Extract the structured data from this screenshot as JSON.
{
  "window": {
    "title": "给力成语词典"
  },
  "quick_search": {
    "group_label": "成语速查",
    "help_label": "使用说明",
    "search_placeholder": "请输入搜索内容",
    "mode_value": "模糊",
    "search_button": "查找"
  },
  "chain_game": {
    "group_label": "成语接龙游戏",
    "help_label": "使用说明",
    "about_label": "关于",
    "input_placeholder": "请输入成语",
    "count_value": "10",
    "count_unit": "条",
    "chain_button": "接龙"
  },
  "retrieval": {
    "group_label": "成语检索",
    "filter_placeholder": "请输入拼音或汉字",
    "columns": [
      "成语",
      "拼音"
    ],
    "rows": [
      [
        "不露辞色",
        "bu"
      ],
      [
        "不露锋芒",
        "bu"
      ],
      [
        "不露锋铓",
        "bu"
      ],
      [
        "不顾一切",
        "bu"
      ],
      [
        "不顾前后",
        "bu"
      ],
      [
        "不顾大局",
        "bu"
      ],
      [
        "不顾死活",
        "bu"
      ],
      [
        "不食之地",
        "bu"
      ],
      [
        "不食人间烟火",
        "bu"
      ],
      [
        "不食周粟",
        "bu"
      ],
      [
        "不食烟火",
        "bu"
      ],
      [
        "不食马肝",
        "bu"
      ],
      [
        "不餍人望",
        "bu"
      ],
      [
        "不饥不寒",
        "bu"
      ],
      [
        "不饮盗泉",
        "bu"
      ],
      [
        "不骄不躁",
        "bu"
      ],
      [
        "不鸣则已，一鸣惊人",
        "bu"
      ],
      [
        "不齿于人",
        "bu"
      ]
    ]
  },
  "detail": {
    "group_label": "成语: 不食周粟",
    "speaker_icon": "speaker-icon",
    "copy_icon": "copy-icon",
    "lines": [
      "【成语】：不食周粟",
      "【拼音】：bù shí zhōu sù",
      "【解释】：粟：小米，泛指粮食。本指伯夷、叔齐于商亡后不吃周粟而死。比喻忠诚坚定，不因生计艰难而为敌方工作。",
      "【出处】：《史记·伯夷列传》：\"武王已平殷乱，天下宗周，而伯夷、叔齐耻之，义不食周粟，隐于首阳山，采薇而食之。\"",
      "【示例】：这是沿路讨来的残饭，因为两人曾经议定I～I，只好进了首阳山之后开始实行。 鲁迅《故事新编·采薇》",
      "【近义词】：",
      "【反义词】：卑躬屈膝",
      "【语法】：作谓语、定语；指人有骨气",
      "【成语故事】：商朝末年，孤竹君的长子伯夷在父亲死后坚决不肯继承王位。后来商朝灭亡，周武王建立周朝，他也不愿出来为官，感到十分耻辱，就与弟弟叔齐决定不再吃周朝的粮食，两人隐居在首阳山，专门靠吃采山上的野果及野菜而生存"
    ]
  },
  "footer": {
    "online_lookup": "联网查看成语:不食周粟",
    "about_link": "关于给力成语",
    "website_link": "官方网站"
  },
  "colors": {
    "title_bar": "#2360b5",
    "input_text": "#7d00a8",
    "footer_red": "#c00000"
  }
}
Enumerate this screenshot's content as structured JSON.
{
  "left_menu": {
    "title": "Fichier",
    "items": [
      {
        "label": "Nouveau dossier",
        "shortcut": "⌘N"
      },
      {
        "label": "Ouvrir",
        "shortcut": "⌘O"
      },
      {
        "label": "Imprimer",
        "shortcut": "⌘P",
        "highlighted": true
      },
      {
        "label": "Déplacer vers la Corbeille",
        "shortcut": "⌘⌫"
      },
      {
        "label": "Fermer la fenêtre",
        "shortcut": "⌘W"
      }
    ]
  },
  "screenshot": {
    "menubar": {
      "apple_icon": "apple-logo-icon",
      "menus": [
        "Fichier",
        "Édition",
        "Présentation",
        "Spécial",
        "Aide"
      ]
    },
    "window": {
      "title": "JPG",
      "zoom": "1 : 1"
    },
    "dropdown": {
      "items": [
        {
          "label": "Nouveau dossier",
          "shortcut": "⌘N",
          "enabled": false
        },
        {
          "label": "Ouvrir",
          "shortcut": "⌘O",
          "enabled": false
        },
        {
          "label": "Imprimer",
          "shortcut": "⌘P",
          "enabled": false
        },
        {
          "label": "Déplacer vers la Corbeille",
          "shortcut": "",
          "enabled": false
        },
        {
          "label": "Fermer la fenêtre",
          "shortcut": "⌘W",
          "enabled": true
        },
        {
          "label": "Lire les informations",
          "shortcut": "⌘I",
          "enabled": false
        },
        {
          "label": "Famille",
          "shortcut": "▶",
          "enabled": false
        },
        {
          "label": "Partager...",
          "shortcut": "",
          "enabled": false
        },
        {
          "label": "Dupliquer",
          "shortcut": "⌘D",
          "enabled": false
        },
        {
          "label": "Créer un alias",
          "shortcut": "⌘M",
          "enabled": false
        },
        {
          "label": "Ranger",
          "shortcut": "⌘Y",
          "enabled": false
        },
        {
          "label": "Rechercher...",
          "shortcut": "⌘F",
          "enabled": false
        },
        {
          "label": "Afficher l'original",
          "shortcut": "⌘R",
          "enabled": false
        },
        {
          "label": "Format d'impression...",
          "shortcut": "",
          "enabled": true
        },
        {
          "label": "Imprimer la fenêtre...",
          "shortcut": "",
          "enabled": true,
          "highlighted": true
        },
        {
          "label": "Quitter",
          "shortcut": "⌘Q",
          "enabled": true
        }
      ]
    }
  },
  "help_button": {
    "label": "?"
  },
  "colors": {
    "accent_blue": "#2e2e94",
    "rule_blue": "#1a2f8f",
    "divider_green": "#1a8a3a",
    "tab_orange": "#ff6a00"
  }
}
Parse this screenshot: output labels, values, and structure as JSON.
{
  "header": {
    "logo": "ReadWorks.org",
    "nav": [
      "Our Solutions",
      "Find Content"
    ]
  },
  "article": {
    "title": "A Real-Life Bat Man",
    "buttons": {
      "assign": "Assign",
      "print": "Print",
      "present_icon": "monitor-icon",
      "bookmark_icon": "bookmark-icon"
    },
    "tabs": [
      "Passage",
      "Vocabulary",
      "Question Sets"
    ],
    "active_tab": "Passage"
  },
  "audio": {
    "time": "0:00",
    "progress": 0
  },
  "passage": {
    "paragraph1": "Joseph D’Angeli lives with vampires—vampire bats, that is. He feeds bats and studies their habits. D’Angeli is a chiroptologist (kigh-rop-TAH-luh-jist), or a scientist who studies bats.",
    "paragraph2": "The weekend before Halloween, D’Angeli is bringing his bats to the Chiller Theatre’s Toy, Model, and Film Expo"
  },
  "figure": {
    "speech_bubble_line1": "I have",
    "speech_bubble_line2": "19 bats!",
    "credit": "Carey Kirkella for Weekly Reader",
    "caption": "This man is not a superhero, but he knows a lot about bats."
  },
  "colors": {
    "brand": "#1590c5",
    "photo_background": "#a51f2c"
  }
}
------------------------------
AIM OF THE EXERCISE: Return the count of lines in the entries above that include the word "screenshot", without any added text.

ANSWER SPACE: 4